If you’re not ready yet to take the plunge with a dSLR, you’d be happy to know that a simple point-and-shoot camera can produce a great photograph too. With thousands of choices in compact digital cameras, how do you pick the perfect one? Hopefully, with these 5 easy-to-follow tips, you’d end up with the right one that suits your requirements.
1.) Have a budget
A compact digital camera can cost anywhere from $100 to even over $500. If you walk into the store without a budget in mind, you will end up spending more than you can afford with features and extras you don’t need. On average, you can find a very decent compact camera for around the $250 mark. Compare prices and reviews online.
If you’re tight with money, look out for used cameras on auction sites, trading posts, forums and second-hand camera shops. A tip is to check after the Christmas period as a lot of people start posting “unwanted” gifts and you can be lucky enough to grab yourself a new camera for half of the retail price.
Photo thanks to tracer.ca
2.) Don’t Be Fooled by the Mega-pixels
10 years ago, mega-pixels were all the rage. A 5 mega-pixel camera would easily trump a 3 mega-pixel one. However, it’s not quite the case these days as most cameras come with at least 8 mega-pixels.
A lot of people confuse mega-pixels with the quality of the camera. What it basically determines is how big the photo can be enlarged to. The larger the mega-pixel of the photo, the more space it would also take up. I would rarely take a photo with my compact that’s over 5 mega-pixels, unless I was looking to blow it up to an A4 size. If you’re looking to print photos in its normal 4 x 6″ size, then shooting even with 3 mega-pixels will suffice.
Photo thanks to Claudio Matsuoka
3.) Take Note of the Lens
The quality of the lens is probably something I would focus on the most when it comes to selecting a compact camera. Things to look out for are:
- Wide angle lens (28mm or less): Lets you fit more into a photo. Great for landscapes and group photos.
- Optical zoom: A lot of cameras come with 3X optical zoom, with some going beyond to even 10X. Don’t confuse optical zoom with digital zoom. Digital zoom is like an inferior zoom where it’s done by your camera (rather than the lens) — it’s actually just cropping the photo while magnifying it.
- Aperture: A large aperture (lower f-stop) like f2.8 or f1.8 means a faster lens and less depth of field in your photos. It will definitely be helpful in low-light conditions or trying to freeze an action shot.
- Image Stabilization (IS): Look out for this feature, most notably with Canon cameras. It’s also great for capturing clearer and crisper images in low-light conditions or when you have an unsteady hand.
Photo thanks to George Rex
4.) Flexibility With Settings and Modes
Look out for different scene modes or presets like macro, sports, fireworks, beach etc. They can help you take a better photograph by automatically adjusting ISO, white balance, shutter speed and aperture. What’s even better is if you have more manual control over those settings.

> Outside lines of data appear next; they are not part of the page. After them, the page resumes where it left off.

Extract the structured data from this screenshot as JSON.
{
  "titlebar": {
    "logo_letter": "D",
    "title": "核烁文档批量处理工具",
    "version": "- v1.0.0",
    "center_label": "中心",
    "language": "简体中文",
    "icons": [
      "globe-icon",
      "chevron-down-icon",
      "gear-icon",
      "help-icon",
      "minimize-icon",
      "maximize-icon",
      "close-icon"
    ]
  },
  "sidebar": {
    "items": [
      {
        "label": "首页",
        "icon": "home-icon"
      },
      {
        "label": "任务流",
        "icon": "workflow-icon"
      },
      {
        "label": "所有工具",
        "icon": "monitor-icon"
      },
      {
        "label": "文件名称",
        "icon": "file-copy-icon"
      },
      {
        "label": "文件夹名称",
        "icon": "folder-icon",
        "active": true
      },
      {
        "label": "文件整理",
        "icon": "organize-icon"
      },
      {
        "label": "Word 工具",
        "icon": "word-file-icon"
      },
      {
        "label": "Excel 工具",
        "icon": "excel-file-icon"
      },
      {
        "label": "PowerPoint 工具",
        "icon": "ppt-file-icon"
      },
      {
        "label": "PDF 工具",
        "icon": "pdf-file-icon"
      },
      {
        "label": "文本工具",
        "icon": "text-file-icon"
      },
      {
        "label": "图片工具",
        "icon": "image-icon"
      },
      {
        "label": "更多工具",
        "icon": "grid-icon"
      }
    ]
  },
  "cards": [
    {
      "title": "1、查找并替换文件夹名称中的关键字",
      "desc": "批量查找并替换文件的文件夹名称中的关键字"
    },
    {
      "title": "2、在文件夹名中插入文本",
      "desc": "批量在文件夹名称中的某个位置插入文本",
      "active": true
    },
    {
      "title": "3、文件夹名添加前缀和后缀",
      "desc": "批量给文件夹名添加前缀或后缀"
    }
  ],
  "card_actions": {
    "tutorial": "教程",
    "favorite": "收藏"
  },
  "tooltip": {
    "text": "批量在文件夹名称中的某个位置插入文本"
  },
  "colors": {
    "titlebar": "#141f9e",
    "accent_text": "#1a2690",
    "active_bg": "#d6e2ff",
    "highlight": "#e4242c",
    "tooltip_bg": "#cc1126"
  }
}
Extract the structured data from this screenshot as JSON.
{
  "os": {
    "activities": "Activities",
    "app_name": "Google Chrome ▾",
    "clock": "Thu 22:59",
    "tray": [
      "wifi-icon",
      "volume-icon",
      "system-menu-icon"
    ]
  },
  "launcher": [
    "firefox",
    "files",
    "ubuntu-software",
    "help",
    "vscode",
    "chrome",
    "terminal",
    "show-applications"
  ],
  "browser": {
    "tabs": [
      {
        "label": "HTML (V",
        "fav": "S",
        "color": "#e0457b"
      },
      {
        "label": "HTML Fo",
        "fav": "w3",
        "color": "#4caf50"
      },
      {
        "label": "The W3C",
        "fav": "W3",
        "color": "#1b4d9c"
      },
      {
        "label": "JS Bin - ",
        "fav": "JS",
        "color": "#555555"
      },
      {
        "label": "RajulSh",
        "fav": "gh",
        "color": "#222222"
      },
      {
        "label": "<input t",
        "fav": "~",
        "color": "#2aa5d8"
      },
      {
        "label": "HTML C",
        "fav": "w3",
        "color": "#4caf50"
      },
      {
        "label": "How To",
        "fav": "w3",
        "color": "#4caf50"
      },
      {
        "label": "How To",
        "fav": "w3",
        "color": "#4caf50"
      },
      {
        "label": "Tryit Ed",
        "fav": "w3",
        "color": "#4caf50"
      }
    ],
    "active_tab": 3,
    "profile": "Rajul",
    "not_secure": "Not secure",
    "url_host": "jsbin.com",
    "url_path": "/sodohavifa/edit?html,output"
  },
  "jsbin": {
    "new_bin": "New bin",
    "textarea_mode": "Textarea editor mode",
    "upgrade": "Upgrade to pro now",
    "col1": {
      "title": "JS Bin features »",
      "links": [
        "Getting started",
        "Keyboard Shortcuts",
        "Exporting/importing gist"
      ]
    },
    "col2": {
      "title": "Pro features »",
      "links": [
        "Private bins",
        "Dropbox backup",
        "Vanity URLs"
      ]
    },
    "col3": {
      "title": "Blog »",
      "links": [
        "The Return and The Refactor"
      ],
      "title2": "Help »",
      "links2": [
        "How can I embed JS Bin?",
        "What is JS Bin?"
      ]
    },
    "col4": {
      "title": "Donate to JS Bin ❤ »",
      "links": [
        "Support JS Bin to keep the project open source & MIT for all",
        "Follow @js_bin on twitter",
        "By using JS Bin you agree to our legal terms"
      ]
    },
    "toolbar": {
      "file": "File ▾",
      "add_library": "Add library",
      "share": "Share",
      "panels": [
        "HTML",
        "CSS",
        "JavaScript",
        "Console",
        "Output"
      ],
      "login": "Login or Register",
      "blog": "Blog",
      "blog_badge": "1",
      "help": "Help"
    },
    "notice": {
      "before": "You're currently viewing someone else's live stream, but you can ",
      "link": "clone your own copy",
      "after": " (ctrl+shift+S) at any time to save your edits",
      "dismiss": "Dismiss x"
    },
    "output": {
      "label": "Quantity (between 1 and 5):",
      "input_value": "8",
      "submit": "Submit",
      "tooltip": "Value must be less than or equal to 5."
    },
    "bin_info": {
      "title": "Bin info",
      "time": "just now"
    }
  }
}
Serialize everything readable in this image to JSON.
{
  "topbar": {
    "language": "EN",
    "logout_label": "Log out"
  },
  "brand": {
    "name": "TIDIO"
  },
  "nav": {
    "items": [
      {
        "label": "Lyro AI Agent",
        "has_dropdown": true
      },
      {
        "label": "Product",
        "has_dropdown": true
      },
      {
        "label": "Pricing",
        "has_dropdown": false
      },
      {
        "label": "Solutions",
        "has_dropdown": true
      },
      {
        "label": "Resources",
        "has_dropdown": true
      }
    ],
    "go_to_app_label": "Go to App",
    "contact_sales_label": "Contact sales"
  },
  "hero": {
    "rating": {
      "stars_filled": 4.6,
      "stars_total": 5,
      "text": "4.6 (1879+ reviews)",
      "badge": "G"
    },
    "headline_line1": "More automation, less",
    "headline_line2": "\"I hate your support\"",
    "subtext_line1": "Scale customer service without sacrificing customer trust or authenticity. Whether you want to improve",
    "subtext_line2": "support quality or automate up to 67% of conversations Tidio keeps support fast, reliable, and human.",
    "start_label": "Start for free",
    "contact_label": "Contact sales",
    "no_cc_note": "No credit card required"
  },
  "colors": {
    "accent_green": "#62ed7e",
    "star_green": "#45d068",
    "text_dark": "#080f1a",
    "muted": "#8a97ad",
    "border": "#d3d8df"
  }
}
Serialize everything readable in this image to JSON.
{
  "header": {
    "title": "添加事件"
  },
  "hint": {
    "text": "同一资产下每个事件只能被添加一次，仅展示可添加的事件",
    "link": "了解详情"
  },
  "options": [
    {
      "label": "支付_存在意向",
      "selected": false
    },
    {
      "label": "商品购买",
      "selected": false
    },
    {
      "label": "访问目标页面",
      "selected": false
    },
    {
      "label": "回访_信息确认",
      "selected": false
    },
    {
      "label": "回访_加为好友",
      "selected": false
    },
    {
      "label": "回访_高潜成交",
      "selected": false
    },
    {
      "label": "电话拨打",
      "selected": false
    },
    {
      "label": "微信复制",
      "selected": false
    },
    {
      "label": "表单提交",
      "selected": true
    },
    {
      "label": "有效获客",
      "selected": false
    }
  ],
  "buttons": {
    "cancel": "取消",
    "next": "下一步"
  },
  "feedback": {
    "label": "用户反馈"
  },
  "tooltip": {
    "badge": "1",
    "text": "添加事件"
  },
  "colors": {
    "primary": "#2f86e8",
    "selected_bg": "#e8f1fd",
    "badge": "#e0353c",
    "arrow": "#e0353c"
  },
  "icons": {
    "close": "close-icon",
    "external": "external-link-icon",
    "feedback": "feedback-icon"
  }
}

That’s usually the case with premium compacts like the Canon G11 and Panasonic DMC-GF1.
If you’re looking to shoot videos, be weary of the resolution, frames per second (fps) and also sound quality. Some compacts allow you to zoom in when you’re recording, while others remain stationary. A lot of compact cameras now offer video recording in HD format, which I’ve been quite impressed with.
Photo thanks to Jbangelo
5.) Try Before You Buy
Never buy a camera without trying it and its competitors. A touch-screen LCD monitor might sound great, until you try it in real life and realize it’s not what you’re after. The camera might look slick in the photos, but might no be ergonomic to hold in your hand. All these things can be sussed out at your local camera shop or duty free store.
Photo thanks to Paul Mayne